"Tuesday is a day of the week."
Translation:Marți este o zi a săptămânii.
Ok, so there's a lot to unpack here.
"De" doesn't count here because "de" is usually used as "consists (entirely) of": un pahar de lapte (a glass of milk).
What we actually want to say is "day of the week" in terms of "day belonging to the week". To do this, we us a posessive pronoun: "a" (fem. sing. posessive article followed by the noun owning that item.
In our case, that would be "a săptămâna"
But it's made a bit more complicated... The noun appears in its dative form, i.e. it's not the object of the sentence: "Tuesday" is. So we use the definite genitive form of "week": săptămânii
At least this is how I understand it. Noun cases are quite confusing even at the best of times, and are covered in future lessons.
I'll try and explain "din săptămână" in a separate comment.
This form (zi de...) is used when you have to accurately indicate a certain time interval (a season, or a month), such as "Era o frumoasă zi de iarnă" or "Ne-am văzut într-o zi de aprilie". You will never hear "Marți e o zi de săptămână (de lună, de an)" because this sentence says nothing.

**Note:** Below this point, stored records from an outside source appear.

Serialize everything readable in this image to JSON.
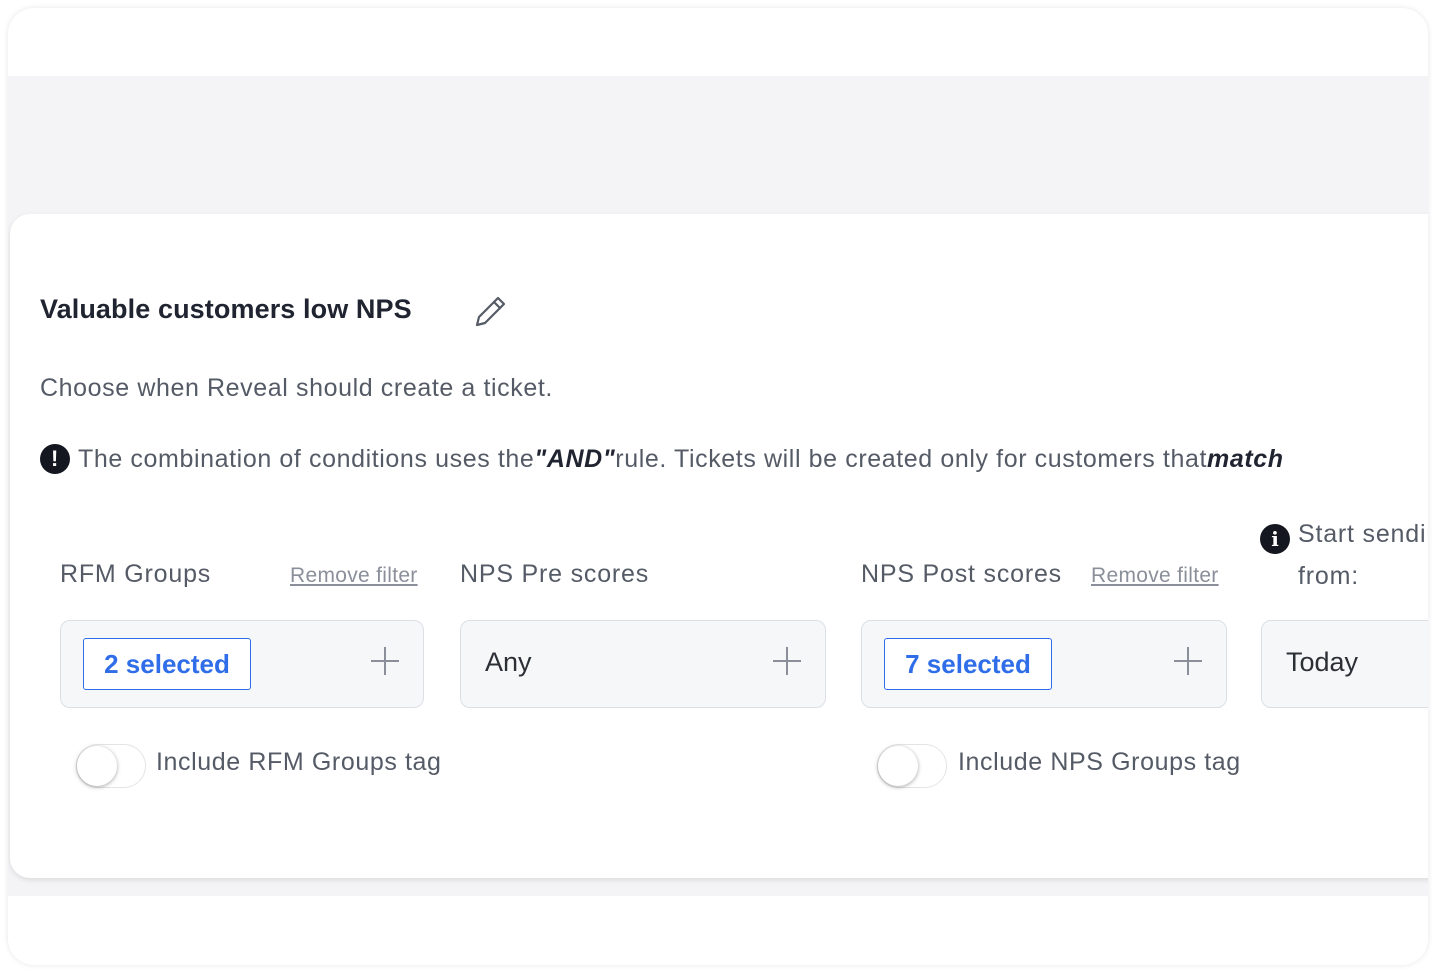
{
  "card": {
    "title": "Valuable customers low NPS",
    "subtitle": "Choose when Reveal should create a ticket.",
    "notice": {
      "prefix": "The combination of conditions uses the ",
      "rule": "\"AND\"",
      "middle": " rule. Tickets will be created only for customers that ",
      "emph": "match"
    }
  },
  "filters": [
    {
      "label": "RFM Groups",
      "remove": "Remove filter",
      "value": "2 selected",
      "toggle_label": "Include RFM Groups tag"
    },
    {
      "label": "NPS Pre scores",
      "value": "Any"
    },
    {
      "label": "NPS Post scores",
      "remove": "Remove filter",
      "value": "7 selected",
      "toggle_label": "Include NPS Groups tag"
    }
  ],
  "start": {
    "label_line1": "Start sending",
    "label_line2": "from:",
    "value": "Today"
  },
  "icons": {
    "edit": "pencil-icon",
    "warning": "exclamation-icon",
    "info": "info-icon",
    "add": "plus-icon"
  },
  "colors": {
    "accent": "#2f6ee8",
    "background": "#f4f4f6"
  }
}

It changed to săptămânii due to the noun being used in a possessive sense. So, the possessive situation puts us in the genitive case. Therefore, the genitive form of the noun is required. Here, we are saying the "day of the week" or the "week's day." The week sort of possesses or "owns" the day. "Din" would be used if the day were coming out of a container or something like that (ok, obviously an oversimplification). We are not saying the "day FROM the week" but rather "the day OF the week."